What the task asks: Copy the full listing exactly.

┄┄┄┄┄┄┄┄┄┄┄┄┄┄┄┄┄┄┄┄

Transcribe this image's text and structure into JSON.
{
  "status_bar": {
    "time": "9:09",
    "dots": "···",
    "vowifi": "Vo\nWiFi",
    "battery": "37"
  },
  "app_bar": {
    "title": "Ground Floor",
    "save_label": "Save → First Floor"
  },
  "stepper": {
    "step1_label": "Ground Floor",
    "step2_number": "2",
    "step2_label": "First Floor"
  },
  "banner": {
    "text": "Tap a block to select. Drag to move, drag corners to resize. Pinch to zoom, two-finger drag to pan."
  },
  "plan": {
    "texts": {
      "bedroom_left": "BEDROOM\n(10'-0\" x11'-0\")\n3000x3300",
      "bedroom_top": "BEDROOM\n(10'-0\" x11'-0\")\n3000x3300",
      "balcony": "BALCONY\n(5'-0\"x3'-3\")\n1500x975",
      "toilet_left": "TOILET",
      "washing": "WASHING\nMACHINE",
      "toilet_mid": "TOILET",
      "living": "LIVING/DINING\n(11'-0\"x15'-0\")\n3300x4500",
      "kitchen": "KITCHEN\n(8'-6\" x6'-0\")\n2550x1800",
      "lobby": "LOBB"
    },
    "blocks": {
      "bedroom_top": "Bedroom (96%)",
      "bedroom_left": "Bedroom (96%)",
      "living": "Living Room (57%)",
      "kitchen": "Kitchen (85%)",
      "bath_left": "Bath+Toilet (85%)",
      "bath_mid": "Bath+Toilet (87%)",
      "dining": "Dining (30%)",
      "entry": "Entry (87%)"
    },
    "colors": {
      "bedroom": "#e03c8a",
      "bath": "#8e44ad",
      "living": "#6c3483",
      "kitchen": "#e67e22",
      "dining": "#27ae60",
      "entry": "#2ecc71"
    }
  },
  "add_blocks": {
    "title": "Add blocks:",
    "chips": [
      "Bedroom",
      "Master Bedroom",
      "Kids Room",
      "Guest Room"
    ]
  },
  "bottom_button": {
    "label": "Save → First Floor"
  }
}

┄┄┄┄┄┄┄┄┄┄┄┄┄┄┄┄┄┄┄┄

Solution to this task:
Transcribe this image's text and structure into JSON.
{
  "status_bar": {
    "time": "9:09",
    "dots": "···",
    "vowifi": "Vo\nWiFi",
    "battery": "37"
  },
  "app_bar": {
    "title": "Ground Floor",
    "save_label": "Save → First Floor"
  },
  "stepper": {
    "step1_label": "Ground Floor",
    "step2_number": "2",
    "step2_label": "First Floor"
  },
  "banner": {
    "text": "Tap a block to select. Drag to move, drag corners to resize. Pinch to zoom, two-finger drag to pan."
  },
  "plan": {
    "texts": {
      "bedroom_left": "BEDROOM\n(10'-0\" x11'-0\")\n3000x3300",
      "bedroom_top": "BEDROOM\n(10'-0\" x11'-0\")\n3000x3300",
      "balcony": "BALCONY\n(5'-0\"x3'-3\")\n1500x975",
      "toilet_left": "TOILET",
      "washing": "WASHING\nMACHINE",
      "toilet_mid": "TOILET",
      "living": "LIVING/DINING\n(11'-0\"x15'-0\")\n3300x4500",
      "kitchen": "KITCHEN\n(8'-6\" x6'-0\")\n2550x1800",
      "lobby": "LOBB"
    },
    "blocks": {
      "bedroom_top": "Bedroom (96%)",
      "bedroom_left": "Bedroom (96%)",
      "living": "Living Room (57%)",
      "kitchen": "Kitchen (85%)",
      "bath_left": "Bath+Toilet (85%)",
      "bath_mid": "Bath+Toilet (87%)",
      "dining": "Dining (30%)",
      "entry": "Entry (87%)"
    },
    "colors": {
      "bedroom": "#e03c8a",
      "bath": "#8e44ad",
      "living": "#6c3483",
      "kitchen": "#e67e22",
      "dining": "#27ae60",
      "entry": "#2ecc71"
    }
  },
  "add_blocks": {
    "title": "Add blocks:",
    "chips": [
      "Bedroom",
      "Master Bedroom",
      "Kids Room",
      "Guest Room"
    ]
  },
  "bottom_button": {
    "label": "Save → First Floor"
  }
}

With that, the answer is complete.